Round 4
This round started at 8 pm, which meant I wasn’t getting home until almost 11 pm. My opponent played fast, so I did too. He opted for an unusual line, which allowed me a central passed pawn in exchange for a 2v1 majority on the queenside. If he wanted to quickly trade down into that endgame, fine by me. He let me blockade his pawns, which freed my rook from pawn duty to attack his king. I sacrificed Abby (my A pawn) for a rook on the 7th. The coup de grace came a few moves later, when my opponent, with still ⅔ of his time on the clock, blundered a mate in 1. It was the same mating pattern that I blundered (but wasn’t punished for) during a simultaneous game at White Oaks Elementary this past week. I not only finished with a respectable 2.0/4, but also clinched my highest rated win yet. 

Losing hurts. There’s no other way to put it. Some losses hurt worse than others, and some still sting to this day. But every lose is another’s win, and Caïssa blesses those who can endure her ire. The only way to win is to lose. So, I won’t be quitting chess today, and you’ll see me in my next blogpost.

Lessons and Memories From the 51st World Open

The 51st Annual World Open of Chess just concluded in Philadelphia. It was my first tournament in several months, and I looked forward to taking one of the top places in my section. It was, in a word: humbling. As chess players, we expect to study and see improvements in the form of wins and higher game accuracy. As an instructor, I felt I was in a good position to crush opponents at the rating that I’ve held flat for 2 years. Instead, I found that Caïssa comes for all of us. Of my 14 classical games, only 2 entered what could be called an endgame. Four ended because of significant blunders: 2 were mine, 2 were my opponents’—4 more than I had hoped, but I’ll take the wins with the losses.

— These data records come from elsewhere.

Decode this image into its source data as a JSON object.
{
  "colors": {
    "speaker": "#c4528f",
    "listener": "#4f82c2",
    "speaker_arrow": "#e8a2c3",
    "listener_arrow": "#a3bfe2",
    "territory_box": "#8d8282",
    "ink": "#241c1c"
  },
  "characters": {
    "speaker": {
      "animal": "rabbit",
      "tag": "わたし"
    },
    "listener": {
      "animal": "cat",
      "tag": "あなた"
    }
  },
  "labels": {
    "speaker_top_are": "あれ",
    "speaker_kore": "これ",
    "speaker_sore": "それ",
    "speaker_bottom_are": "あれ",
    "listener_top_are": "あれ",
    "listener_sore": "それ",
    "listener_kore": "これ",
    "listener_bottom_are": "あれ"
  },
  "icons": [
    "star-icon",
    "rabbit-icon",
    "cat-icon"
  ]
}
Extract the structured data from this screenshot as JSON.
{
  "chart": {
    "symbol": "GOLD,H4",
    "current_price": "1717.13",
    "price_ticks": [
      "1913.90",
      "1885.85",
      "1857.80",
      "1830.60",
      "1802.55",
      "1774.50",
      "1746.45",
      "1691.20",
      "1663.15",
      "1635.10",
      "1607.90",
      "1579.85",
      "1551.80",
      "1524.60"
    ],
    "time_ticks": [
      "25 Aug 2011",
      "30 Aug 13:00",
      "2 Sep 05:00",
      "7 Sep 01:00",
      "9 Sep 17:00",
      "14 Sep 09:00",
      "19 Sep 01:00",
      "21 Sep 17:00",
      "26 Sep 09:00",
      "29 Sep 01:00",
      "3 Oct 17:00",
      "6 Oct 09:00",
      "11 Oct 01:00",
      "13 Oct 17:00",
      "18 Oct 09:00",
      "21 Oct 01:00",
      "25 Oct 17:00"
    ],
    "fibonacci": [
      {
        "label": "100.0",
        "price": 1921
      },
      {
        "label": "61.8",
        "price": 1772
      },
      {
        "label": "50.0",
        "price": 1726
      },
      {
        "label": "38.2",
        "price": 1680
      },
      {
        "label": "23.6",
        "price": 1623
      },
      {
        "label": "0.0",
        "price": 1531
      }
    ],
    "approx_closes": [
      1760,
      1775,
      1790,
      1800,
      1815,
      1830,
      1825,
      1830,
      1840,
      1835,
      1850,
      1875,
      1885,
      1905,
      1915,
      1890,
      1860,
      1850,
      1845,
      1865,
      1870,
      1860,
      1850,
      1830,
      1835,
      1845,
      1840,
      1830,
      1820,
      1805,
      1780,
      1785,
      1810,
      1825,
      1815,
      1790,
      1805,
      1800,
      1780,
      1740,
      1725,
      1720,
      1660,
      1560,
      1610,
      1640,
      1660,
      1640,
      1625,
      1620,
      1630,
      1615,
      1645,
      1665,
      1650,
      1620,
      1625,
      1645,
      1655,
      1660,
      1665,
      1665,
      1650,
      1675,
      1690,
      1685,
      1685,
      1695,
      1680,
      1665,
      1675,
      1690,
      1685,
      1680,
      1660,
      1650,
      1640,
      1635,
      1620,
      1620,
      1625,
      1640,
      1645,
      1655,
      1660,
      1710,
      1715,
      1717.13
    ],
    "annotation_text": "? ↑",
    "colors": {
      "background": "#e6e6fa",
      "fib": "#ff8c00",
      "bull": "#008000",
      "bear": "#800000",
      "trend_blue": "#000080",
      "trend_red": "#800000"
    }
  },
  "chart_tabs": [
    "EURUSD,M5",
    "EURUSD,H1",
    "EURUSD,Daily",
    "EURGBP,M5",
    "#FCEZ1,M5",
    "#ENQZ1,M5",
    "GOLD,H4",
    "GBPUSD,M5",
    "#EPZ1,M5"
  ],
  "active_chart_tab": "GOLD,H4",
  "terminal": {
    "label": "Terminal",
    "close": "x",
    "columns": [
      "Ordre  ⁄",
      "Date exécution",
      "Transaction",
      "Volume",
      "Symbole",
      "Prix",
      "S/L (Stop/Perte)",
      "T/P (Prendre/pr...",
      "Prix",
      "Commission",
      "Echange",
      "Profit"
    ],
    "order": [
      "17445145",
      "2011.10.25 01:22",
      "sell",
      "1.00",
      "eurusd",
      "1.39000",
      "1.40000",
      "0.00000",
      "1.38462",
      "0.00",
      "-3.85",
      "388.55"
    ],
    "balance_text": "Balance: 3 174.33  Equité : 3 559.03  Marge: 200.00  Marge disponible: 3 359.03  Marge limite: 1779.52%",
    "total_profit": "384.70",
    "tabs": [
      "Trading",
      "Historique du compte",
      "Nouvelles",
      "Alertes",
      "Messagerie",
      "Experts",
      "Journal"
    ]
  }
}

I finished 2.5/5 in the women’s tournament (winning the U1400 prize), and 5/9 in the World Open. A supremely average result, in my opinion. I performed poorly in the blitz side tournament but did well in the rapid one. Both were extremely fun aspects of tournaments that I had never experienced before, but that I will seek out every chance I can. I learned some things about chess, and about myself. But what will stay with me forever is not Rxe6 in Game 9 (well maybe that too) but the time I spent with friends.

At the previous tournament that I competed in, the Eastern Open last December, I met a friend who has become my primary training partner. We’re evenly matched, but play very differently, which proves useful. Every Friday we’d meet to play a long time control game and analyze afterwards. At the tournament, we shared a hotel room and excitedly called each other after our games. When we got back to the room together after the round, we’d go through each other’s games and explain our reasoning to each other like sinners in a confessional. I met other new friends as well and exchanged numbers.

 

Chess can’t be learned in isolation, as so many are inclined to do these days. Meeting other people, with wildly different backgrounds and philosophies, adds diversity to our understanding of the royal game. Some of them have bad ideas, some ingenious, and some ideas have questionable merit but are fun to explore. What I do know is, I’ll be back.